|Cooperative Classification||B23K2201/42, B23K1/008|
|Jan 20, 1998||AS||Assignment|
Owner name: ELECTROVERT USA, CORP., TEXAS
Free format text: ASSIGNMENT OF ASSIGNORS INTEREST;ASSIGNORS:BAILEY, JOEL BRAD;CUDMORE, DONALD P.;FORMELLA, TADEUSZ;AND OTHERS;REEL/FRAME:009113/0108;SIGNING DATES FROM 19971202 TO 19971214
|May 24, 1999||AS||Assignment|
Owner name: SPEEDLINE TECHNOLOGIES INC., MASSACHUSETTS
Free format text: ASSIGNMENT OF ASSIGNORS INTEREST;ASSIGNOR:ELECTROVERT U.S.A. CORP.;REEL/FRAME:009983/0407
Effective date: 19980424
|May 23, 2003||FPAY||Fee payment|
Year of fee payment: 4
|Jun 18, 2003||REMI||Maintenance fee reminder mailed|
|Feb 6, 2004||AS||Assignment|
|Jul 1, 2004||AS||Assignment|
|Nov 7, 2006||AS||Assignment|
Owner name: SPEEDLINE TECHNOLOGIES, INC., MASSACHUSETTS
Free format text: RELEASE BY SECURED PARTY;ASSIGNOR:SPEEDLINE HOLDINGS I, LLC;REEL/FRAME:018480/0775
Effective date: 20061106
|Jun 18, 2007||REMI||Maintenance fee reminder mailed|
|Nov 30, 2007||LAPS||Lapse for failure to pay maintenance fees|

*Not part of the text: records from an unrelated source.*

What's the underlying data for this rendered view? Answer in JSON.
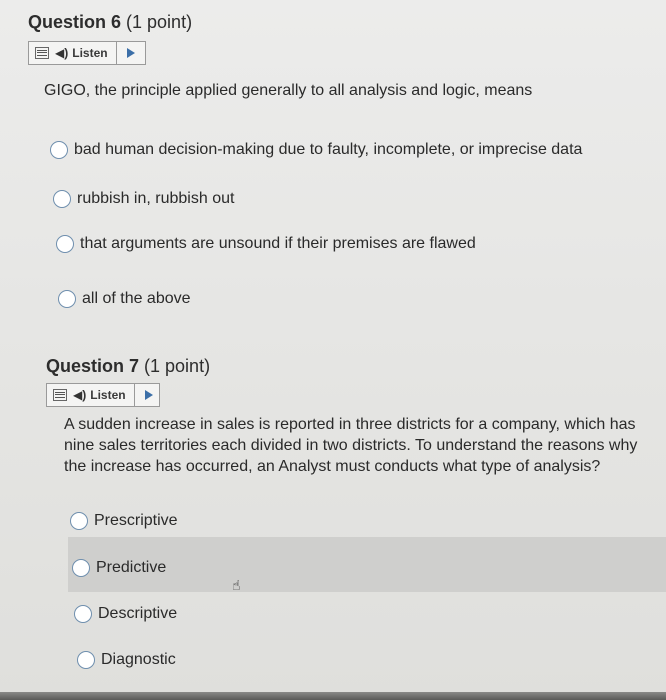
{
  "q6": {
    "number": "Question 6",
    "points": "(1 point)",
    "listen_label": "Listen",
    "prompt": "GIGO, the principle applied generally to all analysis and logic, means",
    "options": [
      "bad human decision-making due to faulty, incomplete, or imprecise data",
      "rubbish in, rubbish out",
      "that arguments are unsound if their premises are flawed",
      "all of the above"
    ]
  },
  "q7": {
    "number": "Question 7",
    "points": "(1 point)",
    "listen_label": "Listen",
    "prompt": "A sudden increase in sales is reported in three districts for a company, which has nine sales territories each divided in two districts. To understand the reasons why the increase has occurred, an Analyst must conducts what type of analysis?",
    "options": [
      "Prescriptive",
      "Predictive",
      "Descriptive",
      "Diagnostic"
    ]
  },
  "icons": {
    "speaker": "speaker-icon",
    "play": "play-icon",
    "menu": "menu-icon",
    "cursor": "hand-pointer-icon"
  }
}
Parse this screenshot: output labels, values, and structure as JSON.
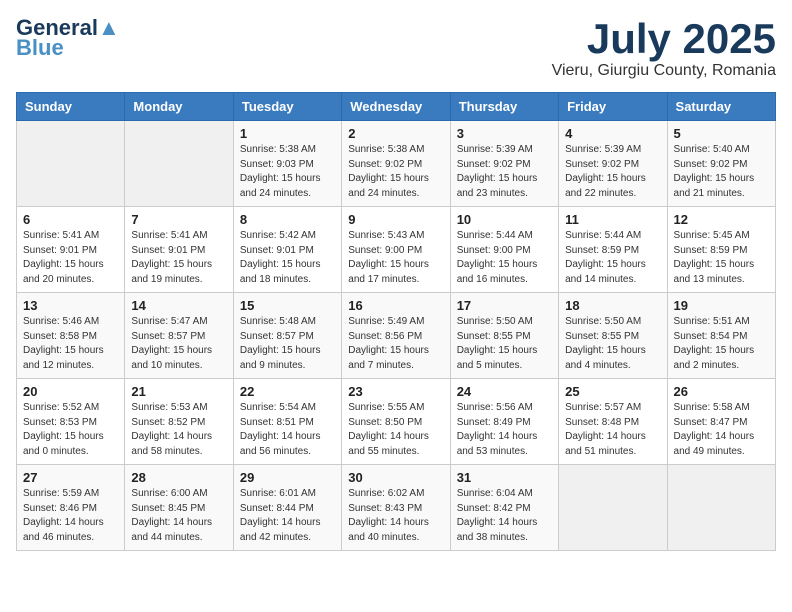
{
  "logo": {
    "line1": "General",
    "line2": "Blue"
  },
  "title": "July 2025",
  "location": "Vieru, Giurgiu County, Romania",
  "days_of_week": [
    "Sunday",
    "Monday",
    "Tuesday",
    "Wednesday",
    "Thursday",
    "Friday",
    "Saturday"
  ],
  "weeks": [
    [
      {
        "day": "",
        "info": ""
      },
      {
        "day": "",
        "info": ""
      },
      {
        "day": "1",
        "info": "Sunrise: 5:38 AM\nSunset: 9:03 PM\nDaylight: 15 hours\nand 24 minutes."
      },
      {
        "day": "2",
        "info": "Sunrise: 5:38 AM\nSunset: 9:02 PM\nDaylight: 15 hours\nand 24 minutes."
      },
      {
        "day": "3",
        "info": "Sunrise: 5:39 AM\nSunset: 9:02 PM\nDaylight: 15 hours\nand 23 minutes."
      },
      {
        "day": "4",
        "info": "Sunrise: 5:39 AM\nSunset: 9:02 PM\nDaylight: 15 hours\nand 22 minutes."
      },
      {
        "day": "5",
        "info": "Sunrise: 5:40 AM\nSunset: 9:02 PM\nDaylight: 15 hours\nand 21 minutes."
      }
    ],
    [
      {
        "day": "6",
        "info": "Sunrise: 5:41 AM\nSunset: 9:01 PM\nDaylight: 15 hours\nand 20 minutes."
      },
      {
        "day": "7",
        "info": "Sunrise: 5:41 AM\nSunset: 9:01 PM\nDaylight: 15 hours\nand 19 minutes."
      },
      {
        "day": "8",
        "info": "Sunrise: 5:42 AM\nSunset: 9:01 PM\nDaylight: 15 hours\nand 18 minutes."
      },
      {
        "day": "9",
        "info": "Sunrise: 5:43 AM\nSunset: 9:00 PM\nDaylight: 15 hours\nand 17 minutes."
      },
      {
        "day": "10",
        "info": "Sunrise: 5:44 AM\nSunset: 9:00 PM\nDaylight: 15 hours\nand 16 minutes."
      },
      {
        "day": "11",
        "info": "Sunrise: 5:44 AM\nSunset: 8:59 PM\nDaylight: 15 hours\nand 14 minutes."
      },
      {
        "day": "12",
        "info": "Sunrise: 5:45 AM\nSunset: 8:59 PM\nDaylight: 15 hours\nand 13 minutes."
      }
    ],
    [
      {
        "day": "13",
        "info": "Sunrise: 5:46 AM\nSunset: 8:58 PM\nDaylight: 15 hours\nand 12 minutes."
      },
      {
        "day": "14",
        "info": "Sunrise: 5:47 AM\nSunset: 8:57 PM\nDaylight: 15 hours\nand 10 minutes."
      },
      {
        "day": "15",
        "info": "Sunrise: 5:48 AM\nSunset: 8:57 PM\nDaylight: 15 hours\nand 9 minutes."
      },
      {
        "day": "16",
        "info": "Sunrise: 5:49 AM\nSunset: 8:56 PM\nDaylight: 15 hours\nand 7 minutes."
      },
      {
        "day": "17",
        "info": "Sunrise: 5:50 AM\nSunset: 8:55 PM\nDaylight: 15 hours\nand 5 minutes."
      },
      {
        "day": "18",
        "info": "Sunrise: 5:50 AM\nSunset: 8:55 PM\nDaylight: 15 hours\nand 4 minutes."
      },
      {
        "day": "19",
        "info": "Sunrise: 5:51 AM\nSunset: 8:54 PM\nDaylight: 15 hours\nand 2 minutes."
      }
    ],
    [
      {
        "day": "20",
        "info": "Sunrise: 5:52 AM\nSunset: 8:53 PM\nDaylight: 15 hours\nand 0 minutes."
      },
      {
        "day": "21",
        "info": "Sunrise: 5:53 AM\nSunset: 8:52 PM\nDaylight: 14 hours\nand 58 minutes."
      },
      {
        "day": "22",
        "info": "Sunrise: 5:54 AM\nSunset: 8:51 PM\nDaylight: 14 hours\nand 56 minutes."
      },
      {
        "day": "23",
        "info": "Sunrise: 5:55 AM\nSunset: 8:50 PM\nDaylight: 14 hours\nand 55 minutes."
      },
      {
        "day": "24",
        "info": "Sunrise: 5:56 AM\nSunset: 8:49 PM\nDaylight: 14 hours\nand 53 minutes."
      },
      {
        "day": "25",
        "info": "Sunrise: 5:57 AM\nSunset: 8:48 PM\nDaylight: 14 hours\nand 51 minutes."
      },
      {
        "day": "26",
        "info": "Sunrise: 5:58 AM\nSunset: 8:47 PM\nDaylight: 14 hours\nand 49 minutes."
      }
    ],
    [
      {
        "day": "27",
        "info": "Sunrise: 5:59 AM\nSunset: 8:46 PM\nDaylight: 14 hours\nand 46 minutes."
      },
      {
        "day": "28",
        "info": "Sunrise: 6:00 AM\nSunset: 8:45 PM\nDaylight: 14 hours\nand 44 minutes."
      },
      {
        "day": "29",
        "info": "Sunrise: 6:01 AM\nSunset: 8:44 PM\nDaylight: 14 hours\nand 42 minutes."
      },
      {
        "day": "30",
        "info": "Sunrise: 6:02 AM\nSunset: 8:43 PM\nDaylight: 14 hours\nand 40 minutes."
      },
      {
        "day": "31",
        "info": "Sunrise: 6:04 AM\nSunset: 8:42 PM\nDaylight: 14 hours\nand 38 minutes."
      },
      {
        "day": "",
        "info": ""
      },
      {
        "day": "",
        "info": ""
      }
    ]
  ]
}
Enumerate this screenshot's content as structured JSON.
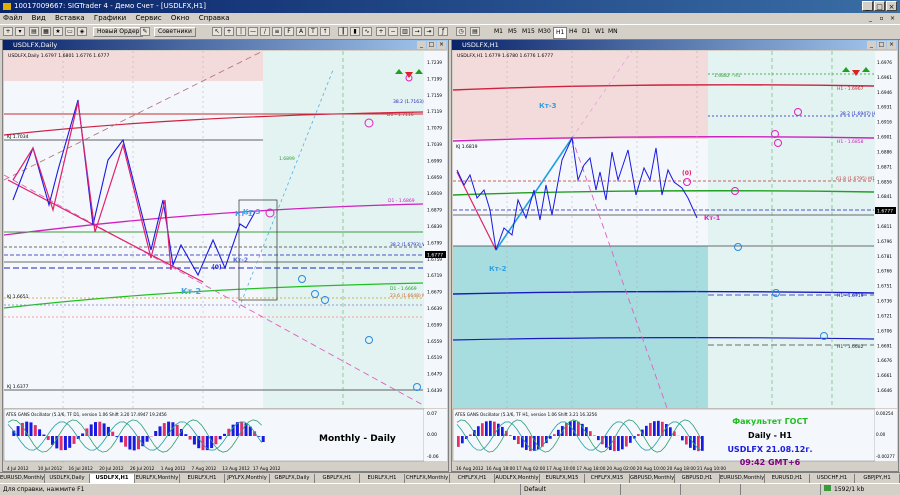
{
  "window": {
    "title": "10017009667: SIGTrader 4 - Демо Счет - [USDLFX,H1]"
  },
  "menu": [
    "Файл",
    "Вид",
    "Вставка",
    "Графики",
    "Сервис",
    "Окно",
    "Справка"
  ],
  "toolbar": {
    "new_order": "Новый Ордер",
    "advisors": "Советники",
    "timeframes": [
      "M1",
      "M5",
      "M15",
      "M30",
      "H1",
      "H4",
      "D1",
      "W1",
      "MN"
    ]
  },
  "left_chart": {
    "window_title": "USDLFX,Daily",
    "info": "USDLFX,Daily  1.6797 1.6801 1.6776 1.6777",
    "price_axis": [
      "1.7239",
      "1.7199",
      "1.7159",
      "1.7119",
      "1.7079",
      "1.7039",
      "1.6999",
      "1.6959",
      "1.6919",
      "1.6879",
      "1.6839",
      "1.6799",
      "1.6759",
      "1.6719",
      "1.6679",
      "1.6639",
      "1.6599",
      "1.6559",
      "1.6519",
      "1.6479",
      "1.6439"
    ],
    "current_price": "1.6777",
    "dates": [
      "4 Jul 2012",
      "10 Jul 2012",
      "16 Jul 2012",
      "20 Jul 2012",
      "26 Jul 2012",
      "1 Aug 2012",
      "7 Aug 2012",
      "13 Aug 2012",
      "17 Aug 2012"
    ],
    "labels": {
      "kt1": "Кт-1",
      "kt2": "Кт-2",
      "kt2b": "Кт-2",
      "kt3": "Кт-3",
      "zero": "(0)",
      "monthly": "Monthly - Daily",
      "r1": "D1 - 1.7116",
      "r2": "D1 - 1.6869",
      "r3": "38.2 (1.7163) M1",
      "r4": "38.2 (1.6793) W1",
      "r5": "D1 - 1.6669",
      "r6": "23.6 (1.6648) M1",
      "kj1": "KJ 1.7034",
      "kj2": "KJ 1.6651",
      "kj3": "KJ 1.6377",
      "pl": "1.6899"
    },
    "oscillator": {
      "label": "ATES GANS Oscillator (5.3/6,  TF  D1,  version 1.06   Shift 3.20  17.4947  19.2456",
      "scale": [
        "0.07",
        "0.00",
        "-0.06"
      ]
    }
  },
  "right_chart": {
    "window_title": "USDLFX,H1",
    "info": "USDLFX,H1  1.6779 1.6780 1.6776 1.6777",
    "price_axis": [
      "1.6976",
      "1.6961",
      "1.6946",
      "1.6931",
      "1.6916",
      "1.6901",
      "1.6886",
      "1.6871",
      "1.6856",
      "1.6841",
      "1.6826",
      "1.6811",
      "1.6796",
      "1.6781",
      "1.6766",
      "1.6751",
      "1.6736",
      "1.6721",
      "1.6706",
      "1.6691",
      "1.6676",
      "1.6661",
      "1.6646"
    ],
    "current_price": "1.6777",
    "dates": [
      "16 Aug 2012",
      "16 Aug 18:00",
      "17 Aug 02:00",
      "17 Aug 10:00",
      "17 Aug 18:00",
      "20 Aug 02:00",
      "20 Aug 10:00",
      "20 Aug 18:00",
      "21 Aug 10:00"
    ],
    "labels": {
      "kt1": "Кт-1",
      "kt2": "Кт-2",
      "kt3": "Кт-3",
      "zero": "(0)",
      "h1a": "H1 - 1.6967",
      "h1b": "38.2 (1.6947) H1",
      "h1c": "H1 - 1.6858",
      "h1d": "61.8 (1.6795) M1",
      "h1e": "H1 - 1.6719",
      "h1f": "H1 - 1.6682",
      "kj": "KJ 1.6819",
      "pl1": "1.6882 - H1"
    },
    "oscillator": {
      "label": "ATES GANS Oscillator (5.3/6,  TF  H1,  version 1.06   Shift 3.21  16.3256",
      "scale": [
        "0.00254",
        "0.00",
        "-0.00277"
      ]
    },
    "overlay": {
      "faculty": "Факультет ГОСТ",
      "tf": "Daily - H1",
      "symbol_date": "USDLFX 21.08.12г.",
      "time": "09:42  GMT+6"
    }
  },
  "tabs": [
    "EURUSD,Monthly",
    "USDLFX,Daily",
    "USDLFX,H1",
    "EURLFX,Monthly",
    "EURLFX,H1",
    "JPYLFX,Monthly",
    "GBPLFX,Daily",
    "GBPLFX,H1",
    "EURLFX,H1",
    "CHFLFX,Monthly",
    "CHFLFX,H1",
    "AUDLFX,Monthly",
    "EURLFX,M15",
    "CHFLFX,M15",
    "GBPUSD,Monthly",
    "GBPUSD,H1",
    "EURUSD,Monthly",
    "EURUSD,H1",
    "USDCHF,H1",
    "GBPJPY,H1"
  ],
  "active_tab": 2,
  "status": {
    "help": "Для справки, нажмите F1",
    "profile": "Default",
    "traffic": "1592/1 kb"
  },
  "colors": {
    "title_bar": "#0a246a",
    "chart_bg": "#f4f7fb",
    "price_line": "#2020c0",
    "zigzag": "#e0206a",
    "teal_zone": "#a8dde0",
    "pink_zone": "#f3dbdb",
    "overlay_green": "#1dc01d",
    "overlay_blue": "#1a1ae0"
  }
}
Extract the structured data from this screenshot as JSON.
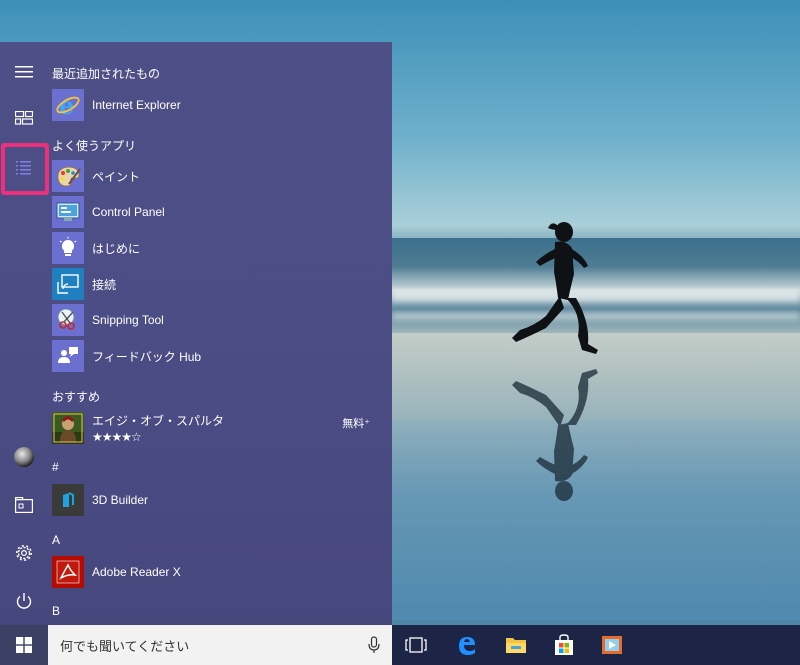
{
  "start_menu": {
    "recently_added": {
      "header": "最近追加されたもの",
      "items": [
        {
          "label": "Internet Explorer",
          "icon": "internet-explorer-icon"
        }
      ]
    },
    "most_used": {
      "header": "よく使うアプリ",
      "items": [
        {
          "label": "ペイント",
          "icon": "paint-icon"
        },
        {
          "label": "Control Panel",
          "icon": "control-panel-icon"
        },
        {
          "label": "はじめに",
          "icon": "get-started-icon"
        },
        {
          "label": "接続",
          "icon": "connect-icon"
        },
        {
          "label": "Snipping Tool",
          "icon": "snipping-tool-icon"
        },
        {
          "label": "フィードバック Hub",
          "icon": "feedback-hub-icon"
        }
      ]
    },
    "suggested": {
      "header": "おすすめ",
      "item": {
        "title": "エイジ・オブ・スパルタ",
        "rating_text": "★★★★☆",
        "rating": 4.5,
        "price": "無料⁺",
        "icon": "age-of-sparta-icon"
      }
    },
    "groups": [
      {
        "letter": "#",
        "items": [
          {
            "label": "3D Builder",
            "icon": "3d-builder-icon"
          }
        ]
      },
      {
        "letter": "A",
        "items": [
          {
            "label": "Adobe Reader X",
            "icon": "adobe-reader-icon"
          }
        ]
      },
      {
        "letter": "B",
        "items": []
      }
    ],
    "rail": [
      "hamburger-menu-icon",
      "tiles-icon",
      "all-apps-list-icon",
      "user-avatar-icon",
      "file-explorer-icon",
      "settings-gear-icon",
      "power-icon"
    ]
  },
  "taskbar": {
    "search_placeholder": "何でも聞いてください",
    "icons": [
      "windows-start-icon",
      "microphone-icon",
      "task-view-icon",
      "edge-icon",
      "file-explorer-icon",
      "store-icon",
      "media-player-icon"
    ]
  },
  "colors": {
    "menu_bg": "#4e4f86",
    "taskbar_bg": "#1d2547",
    "highlight_border": "#ee2f7c",
    "tile_blue": "#6b6fd0"
  }
}
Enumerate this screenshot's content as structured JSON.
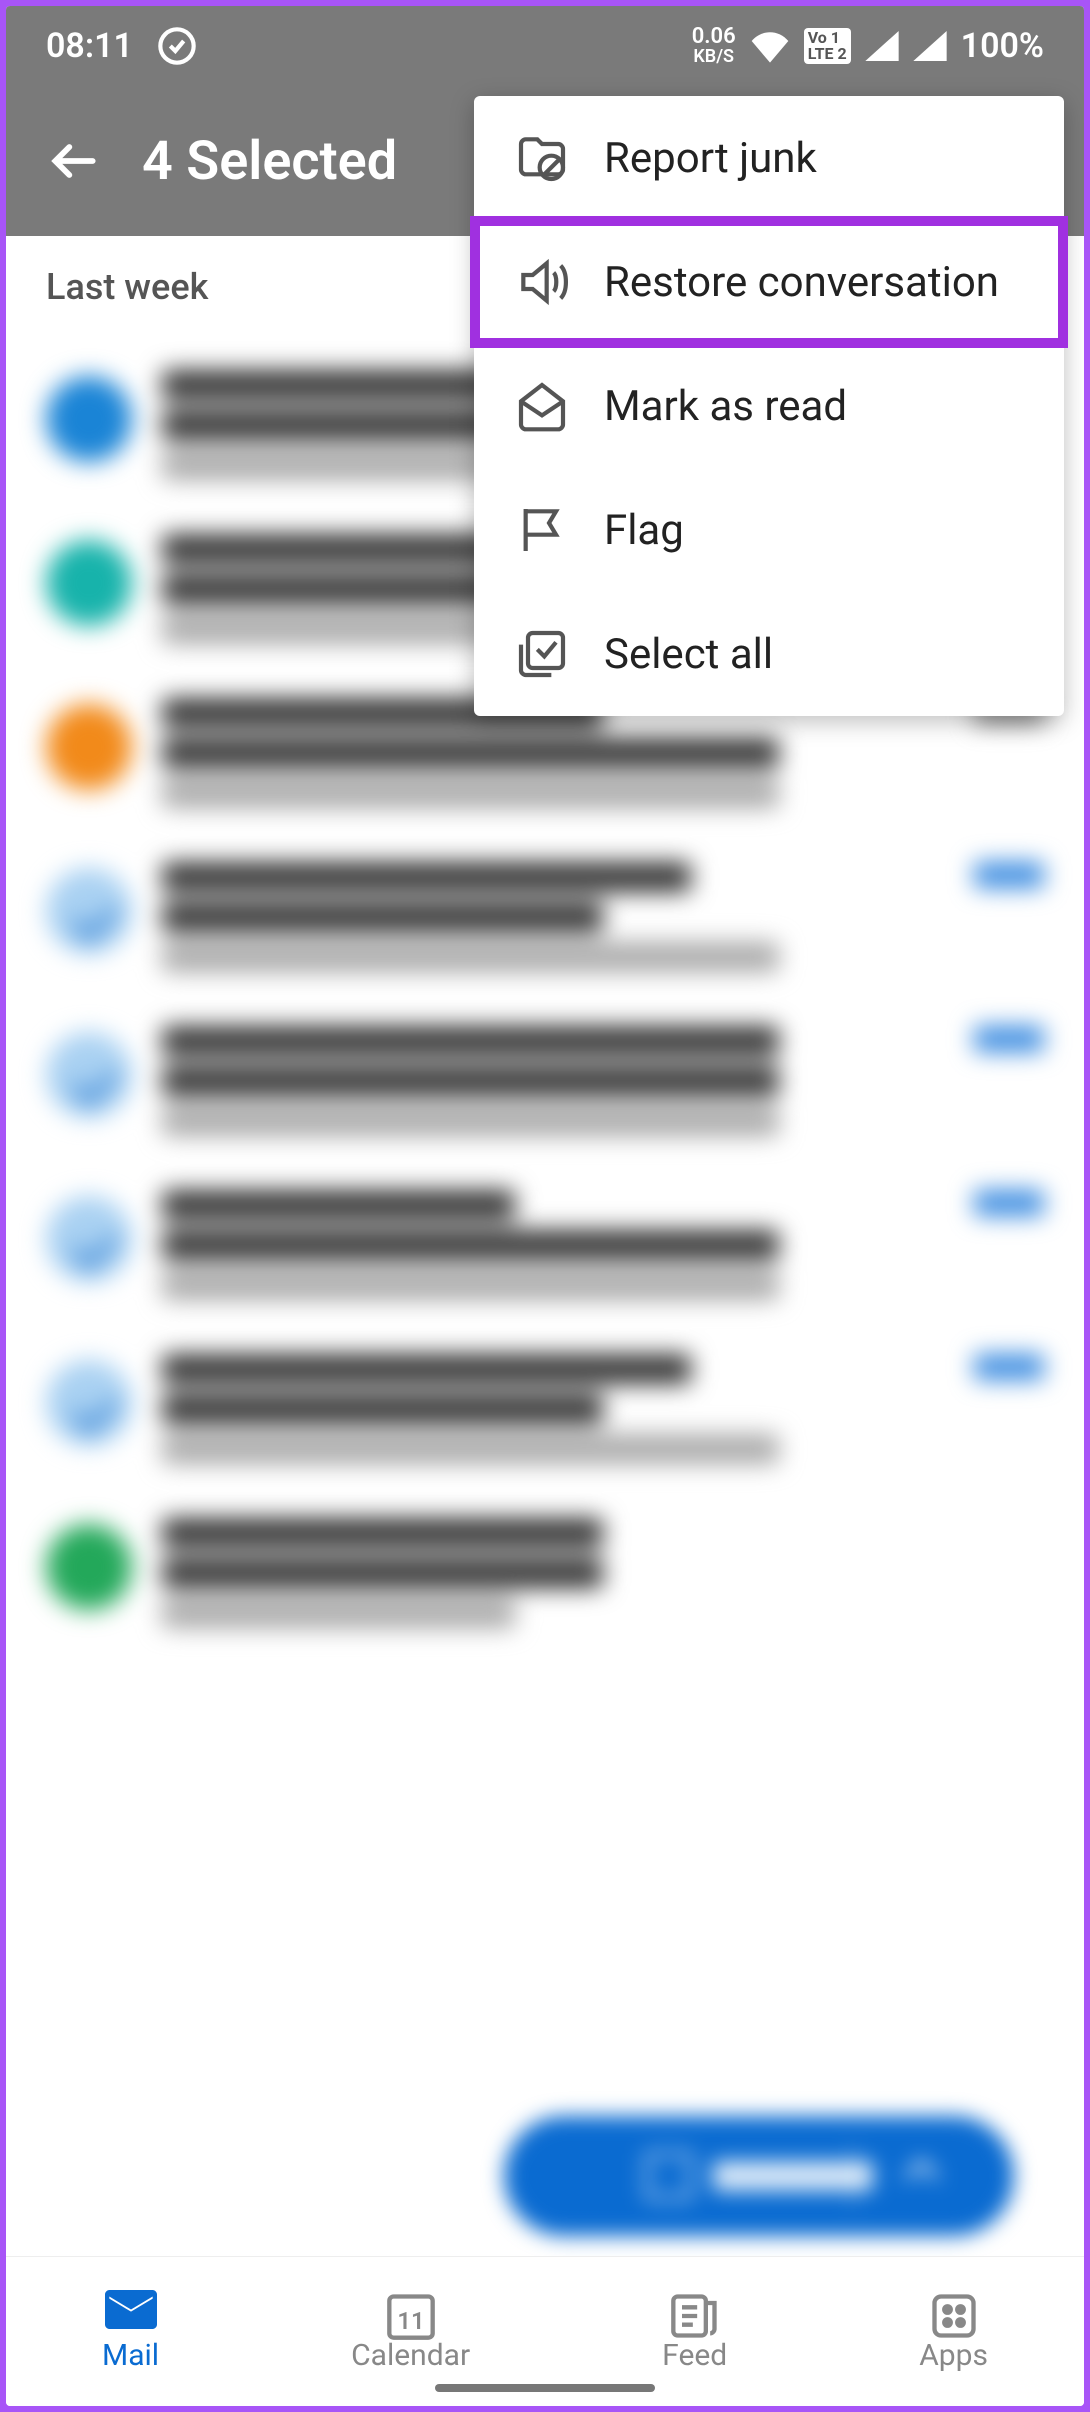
{
  "status": {
    "time": "08:11",
    "kbs_value": "0.06",
    "kbs_label": "KB/S",
    "lte": "Vo LTE 1 2",
    "battery": "100%"
  },
  "app_bar": {
    "title": "4 Selected"
  },
  "section_header": "Last week",
  "menu": {
    "items": [
      {
        "label": "Report junk",
        "icon": "folder-block"
      },
      {
        "label": "Restore conversation",
        "icon": "sound",
        "highlight": true
      },
      {
        "label": "Mark as read",
        "icon": "mail-open"
      },
      {
        "label": "Flag",
        "icon": "flag"
      },
      {
        "label": "Select all",
        "icon": "select-all"
      }
    ]
  },
  "fab": {
    "label": "New mail"
  },
  "bottom_nav": {
    "items": [
      {
        "label": "Mail",
        "icon": "mail",
        "active": true
      },
      {
        "label": "Calendar",
        "icon": "calendar",
        "badge": "11"
      },
      {
        "label": "Feed",
        "icon": "feed"
      },
      {
        "label": "Apps",
        "icon": "apps"
      }
    ]
  }
}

|Jan 22, 2008||FP||Expired due to failure to pay maintenance fee|
Effective date: 20071130